11. Book a Kitchen, or At Least a Fridge
That ill-fated traveling-while-cleansing visit to rural North Carolina taught me an important lesson: ALWAYS book a hotel room with a fridge. I didn’t, which is why I was stuck eating apples and bananas—or driving an hour to the nearest Whole Foods every time I was hungry. If you’re staying in an AirBnB-type situation, you’ll probably be covered with an entire kitchen. With hotels, look for ones that have a refrigerator so you can stash fresh produce, yogurt, cold-pressed juices and other healthy essentials. I’ve known people who use their hotel-room coffeemaker to steam greens, although I’m not sure I’d recommend it.
If you have access to a kitchen, cook some of your own meals to offset costs and avoid overeating at restaurants. Bonus: If you’re in a foreign country, grocery shopping and cooking your own meal is one of the best ways to get to know the culture.
12. Research Restaurant and Supermarket Options
Chances are you’ll eat out while traveling. Whether you’re in a completely new country, the big city, or stuck in the ‘burbs without a vehicle, restaurant and tourism blogs and apps like Yelp are your friend. I was having a panic attack over staying gluten free in Denmark (the national dish is an open-face sandwich, after all), but with a lot of research and planning I ended up finding a paleo restaurant, farmers market and gluten-free bakery, and had some of the best healthy/GF meals of my life. Look for a mom-and-pop natural foods co-op to track down healthier fare (I’ve found miso in the woods of Michigan’s Upper Peninsula, so it’s possible!). If you’re in a city, chain supermarkets will have some better-for-you options, too. Even 7-11 might surprise you.

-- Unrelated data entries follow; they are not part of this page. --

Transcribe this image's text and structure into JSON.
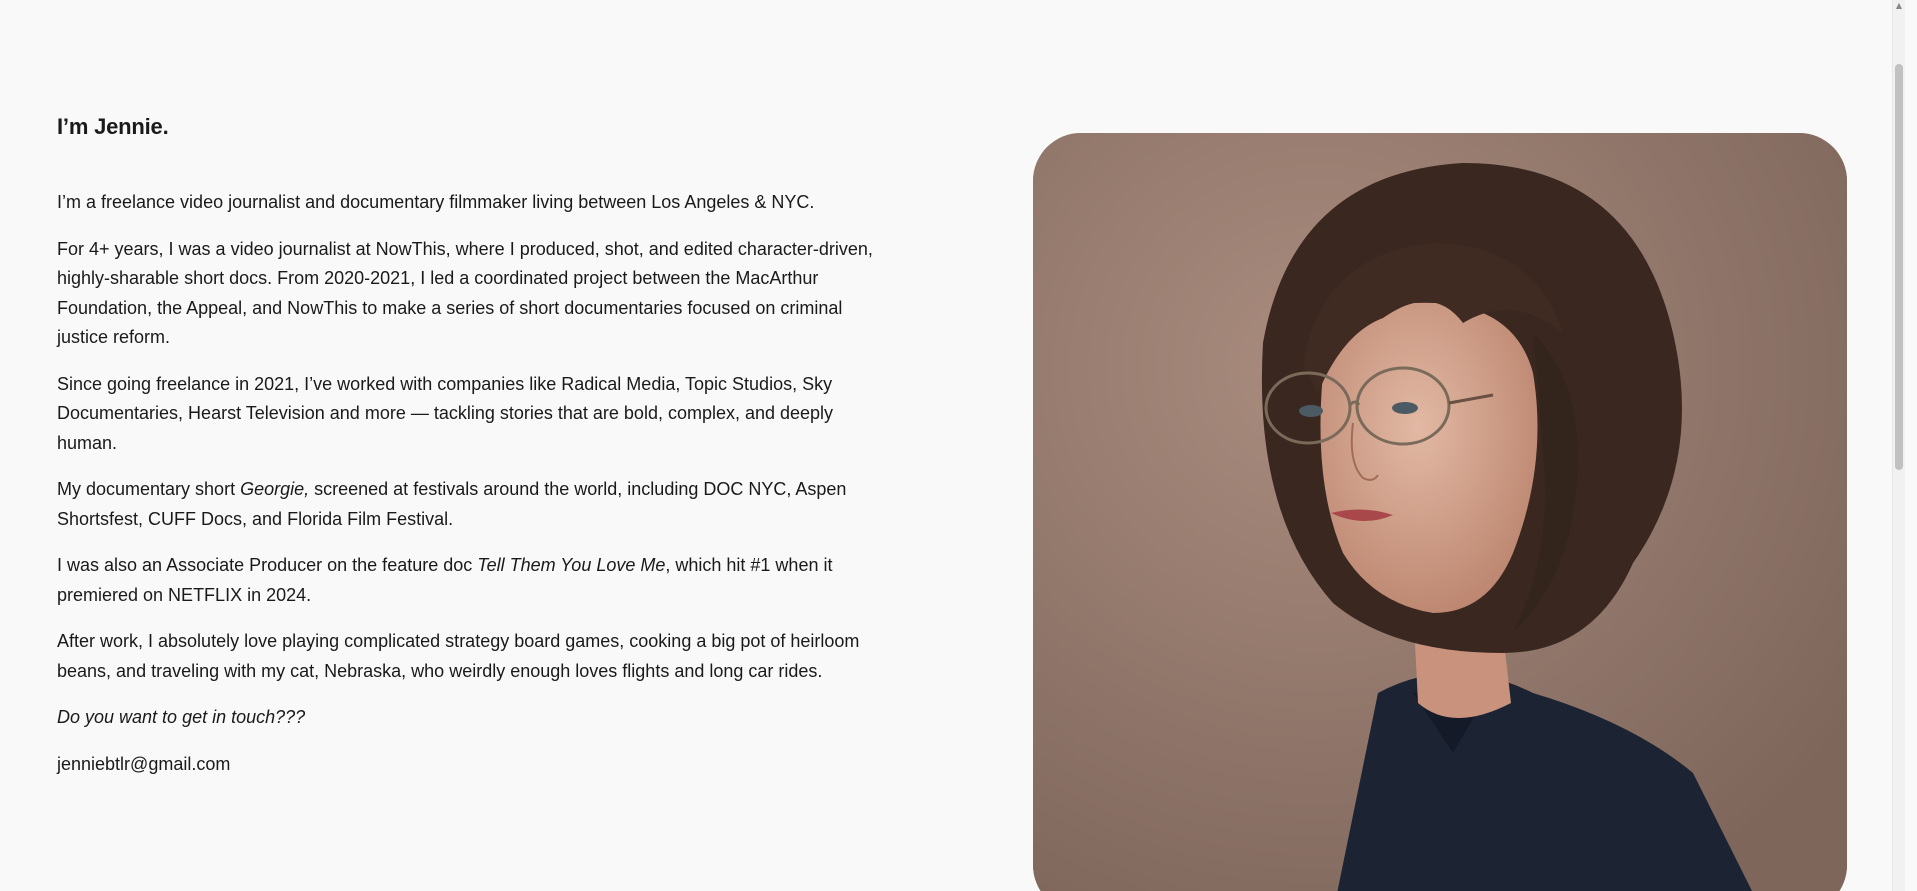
{
  "about": {
    "heading": "I’m Jennie.",
    "paragraphs": {
      "p1": "I’m a freelance video journalist and documentary filmmaker living between Los Angeles & NYC.",
      "p2": "For 4+ years, I was a video journalist at NowThis, where I produced, shot, and edited character-driven, highly-sharable short docs. From 2020-2021, I led a coordinated project between the MacArthur Foundation, the Appeal, and NowThis to make a series of short documentaries focused on criminal justice reform.",
      "p3": "Since going freelance in 2021, I’ve worked with companies like Radical Media, Topic Studios, Sky Documentaries, Hearst Television and more — tackling stories that are bold, complex, and deeply human.",
      "p4_before": "My documentary short ",
      "p4_title": "Georgie,",
      "p4_after": " screened at festivals around the world, including DOC NYC, Aspen Shortsfest, CUFF Docs, and Florida Film Festival.",
      "p5_before": "I was also an Associate Producer on the feature doc ",
      "p5_title": "Tell Them You Love Me",
      "p5_after": ", which hit #1 when it premiered on NETFLIX in 2024.",
      "p6": "After work, I absolutely love playing complicated strategy board games, cooking a big pot of heirloom beans, and traveling with my cat, Nebraska, who weirdly enough loves flights and long car rides.",
      "cta": "Do you want to get in touch???",
      "email": "jenniebtlr@gmail.com"
    }
  },
  "colors": {
    "background": "#f9f9f9",
    "text": "#1a1a1a",
    "photo_backdrop": "#9a7d70"
  },
  "icons": {
    "scroll_up": "▲"
  }
}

What are your surefire ways to stay healthy while traveling?
Photos by Ana Stanciu0